Dad was standing beside me, holding my hand, when she arrived. By the end of the discussion, the color had drained from his face and his knees gave out. He abruptly sat down among the absurdly numerous bags, briefcases, and baby gear that we had been hauling from room to room for two days, and put his head between his knees.
We sat there in stunned silence. Waiting for my frustratingly useless anesthetized legs to wake up so we could get out of the recovery area and to our room. Listening, unbearably, to the neighboring happy families experience those euphoric first moments with their babies while we sat there. Without you.
Your Dad was finally allowed to see you. (Since he was, you know, able to walk). Bless his heart, he brought me back many photos to pore over – fingers, toes, ears – every bit of you, as though he could anchor you to us through his iPhone.

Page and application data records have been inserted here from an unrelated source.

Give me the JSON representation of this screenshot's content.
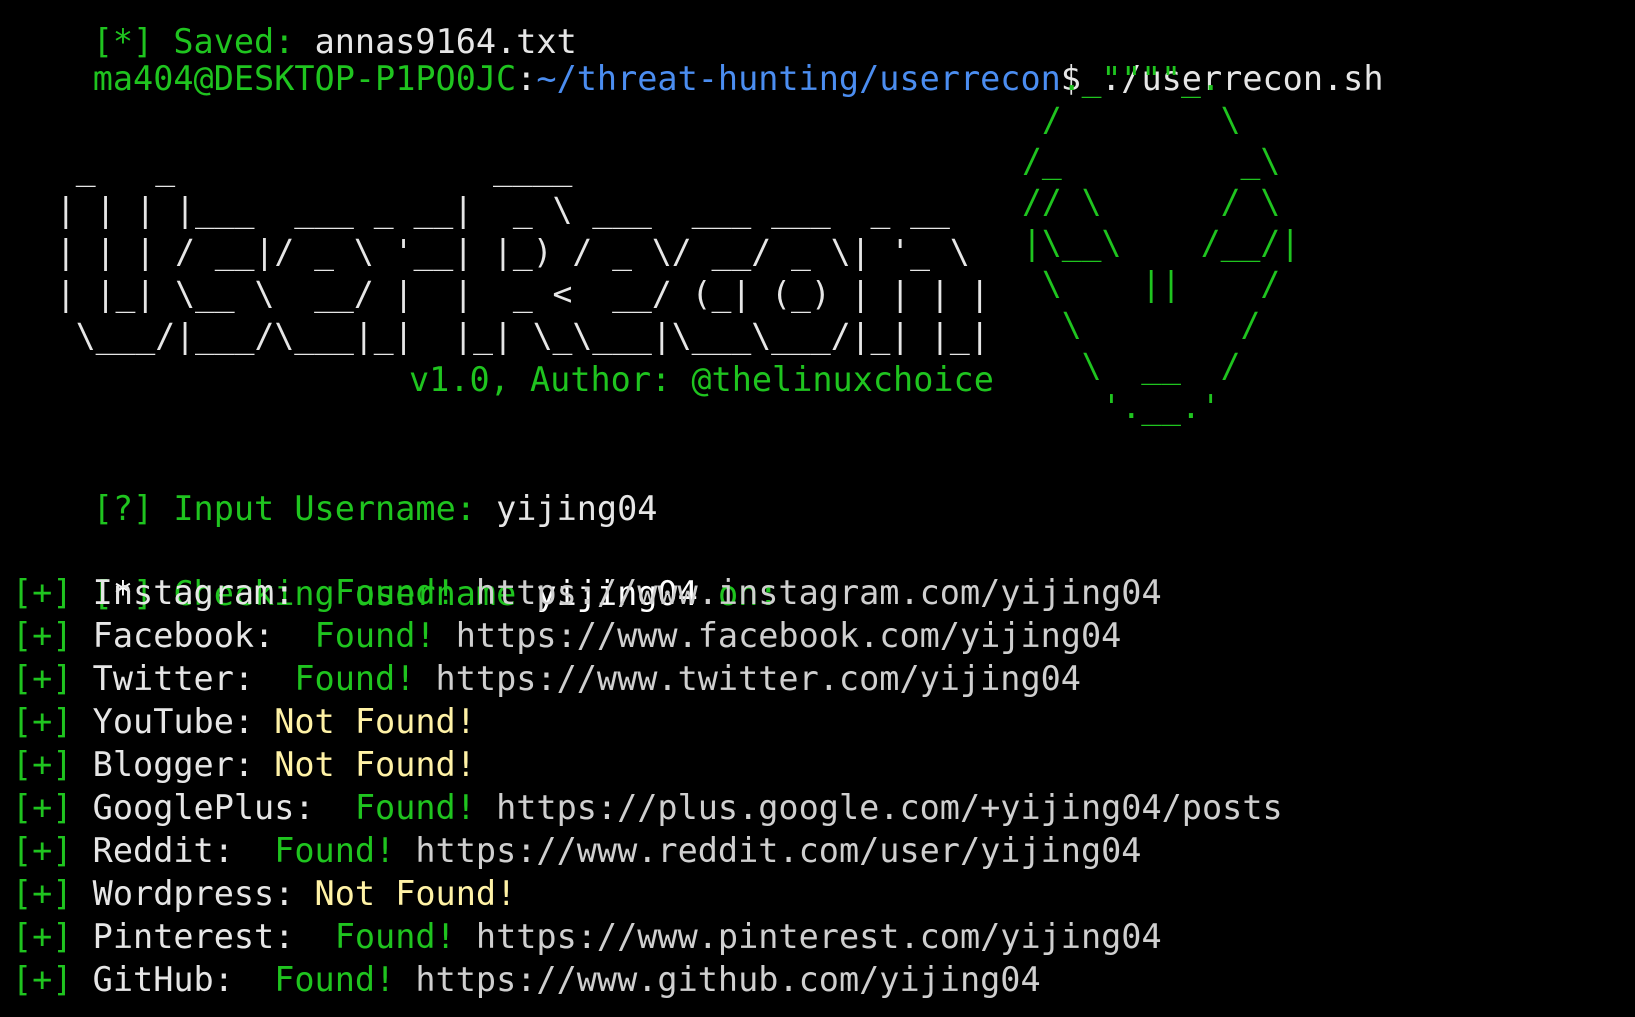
{
  "colors": {
    "background": "#000000",
    "green": "#1fc41f",
    "path_blue": "#4b8df0",
    "not_found_yellow": "#fff2a6",
    "text": "#e6e6e6"
  },
  "top_partial": {
    "bracket": "[*]",
    "label": " Saved: ",
    "value": "annas9164.txt"
  },
  "prompt": {
    "user_host": "ma404@DESKTOP-P1PO0JC",
    "colon": ":",
    "path": "~/threat-hunting/userrecon",
    "dollar": "$",
    "command": " ./userrecon.sh"
  },
  "banner": {
    "logo_art": "  _   _                ____\n | | | |___  ___ _ __|  _ \\ ___  ___ ___  _ __\n | | | / __|/ _ \\ '__| |_) / _ \\/ __/ _ \\| '_ \\\n | |_| \\__ \\  __/ |  |  _ <  __/ (_| (_) | | | |\n  \\___/|___/\\___|_|  |_| \\_\\___|\\___\\___/|_| |_|",
    "mask_art": "  ._\"\"\"\"_.\n /        \\\n/_         _\\\n// \\      / \\\n|\\__\\    /__/|\n \\    ||    /\n  \\        /\n   \\  __  /\n    '.__.'",
    "version_line": "v1.0, Author: @thelinuxchoice"
  },
  "input": {
    "bracket": "[?]",
    "label": " Input Username: ",
    "value": "yijing04"
  },
  "checking": {
    "bracket_open": "[",
    "star": "*",
    "bracket_close": "]",
    "label": " Checking username ",
    "username": "yijing04",
    "suffix": " on:"
  },
  "results": [
    {
      "bracket": "[+]",
      "site": " Instagram: ",
      "status": " Found!",
      "url": " https://www.instagram.com/yijing04",
      "found": true
    },
    {
      "bracket": "[+]",
      "site": " Facebook: ",
      "status": " Found!",
      "url": " https://www.facebook.com/yijing04",
      "found": true
    },
    {
      "bracket": "[+]",
      "site": " Twitter: ",
      "status": " Found!",
      "url": " https://www.twitter.com/yijing04",
      "found": true
    },
    {
      "bracket": "[+]",
      "site": " YouTube: ",
      "status": "Not Found!",
      "url": "",
      "found": false
    },
    {
      "bracket": "[+]",
      "site": " Blogger: ",
      "status": "Not Found!",
      "url": "",
      "found": false
    },
    {
      "bracket": "[+]",
      "site": " GooglePlus: ",
      "status": " Found!",
      "url": " https://plus.google.com/+yijing04/posts",
      "found": true
    },
    {
      "bracket": "[+]",
      "site": " Reddit: ",
      "status": " Found!",
      "url": " https://www.reddit.com/user/yijing04",
      "found": true
    },
    {
      "bracket": "[+]",
      "site": " Wordpress: ",
      "status": "Not Found!",
      "url": "",
      "found": false
    },
    {
      "bracket": "[+]",
      "site": " Pinterest: ",
      "status": " Found!",
      "url": " https://www.pinterest.com/yijing04",
      "found": true
    },
    {
      "bracket": "[+]",
      "site": " GitHub: ",
      "status": " Found!",
      "url": " https://www.github.com/yijing04",
      "found": true
    }
  ]
}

Eventually, I just could not keep it together any longer. It had been over four hours of this torture. I utterly and unreservedly broke down, sobbing and crying out to whoever would listen that if I couldn’t see you, I had to get out of there. I didn’t care where I went, but I couldn’t be in that recovery torture chamber for one moment longer. I could hear the other families in the neighboring areas go silent. Sound carries pretty well through curtains, of course. The rational (and Canadian) part of me felt guilty for intruding on their special moments, but the mother in me had been pushed past all reasonable limits.

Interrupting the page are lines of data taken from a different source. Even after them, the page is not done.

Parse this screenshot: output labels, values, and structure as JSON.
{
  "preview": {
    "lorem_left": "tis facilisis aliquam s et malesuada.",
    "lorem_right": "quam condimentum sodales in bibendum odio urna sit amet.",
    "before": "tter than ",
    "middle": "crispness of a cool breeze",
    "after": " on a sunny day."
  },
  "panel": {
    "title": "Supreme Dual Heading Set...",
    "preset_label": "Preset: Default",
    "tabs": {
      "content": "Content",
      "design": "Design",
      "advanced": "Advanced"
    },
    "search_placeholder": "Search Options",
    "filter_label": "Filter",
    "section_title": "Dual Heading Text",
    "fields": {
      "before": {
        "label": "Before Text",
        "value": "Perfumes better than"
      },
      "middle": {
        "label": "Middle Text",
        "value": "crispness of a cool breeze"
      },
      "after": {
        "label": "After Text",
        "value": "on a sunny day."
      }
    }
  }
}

That OR nurse knew exactly the root of my desperation, thank God. She rushed away and returned with a wheelchair, loaded my semi-functional and still uncooperative and hysterical body into it and pushed me into the satellite NICU where I wasn’t technically supposed to be, even though every instinct was telling me I couldn’t possibly be anywhere else.
Finally, after hours and hours of waiting, I touched you. After the resident’s report, I was honestly expecting some kind of unrecognizable entity. Instead, I saw your beautiful face, you grasped my finger, and I watched you turn to the sound of my voice. Felt your impossibly soft skin. Knew you for my own.
I was changed.
Not in the peaceful transformation of a woman into a mother meeting her baby for the first time kind of way. There is very little peace in the modern medical horrors imposed on newborn babies struggling for life. Nor is it found in the heartbreaking realization that your child may be different, and the terror of not knowing what different might mean.
No, your first year has been transformative in a different, but no less fundamental way. It was the beginning of ICU Mom, ICU Dad and big brother Max. Now, we find laughter in unlikely places. We are thankful for small blessings. We are, as your brother so often says, “best pals”. We have perspective. We don’t hide from things that are painful to hear and accept, we stare them down and then start planning our solutions. We are unafraid.
ICU Mom and Dad would never zone out when a resident delivered painful news. They would never let anyone tell them they couldn’t see their baby. They wouldn’t sit there and cry, they would ruck up and demand action.
You did that, James. You brought out courage in each member of this family we didn’t know we possessed, and I will be grateful to you for that for the rest of my days. There is something in you, my boy. I don’t know yet what it is, but everyone who encounters you feels it too. There is still so much uncertainty ahead for you, but I know at least this for certain: you were meant to be here, and you were meant to be ours.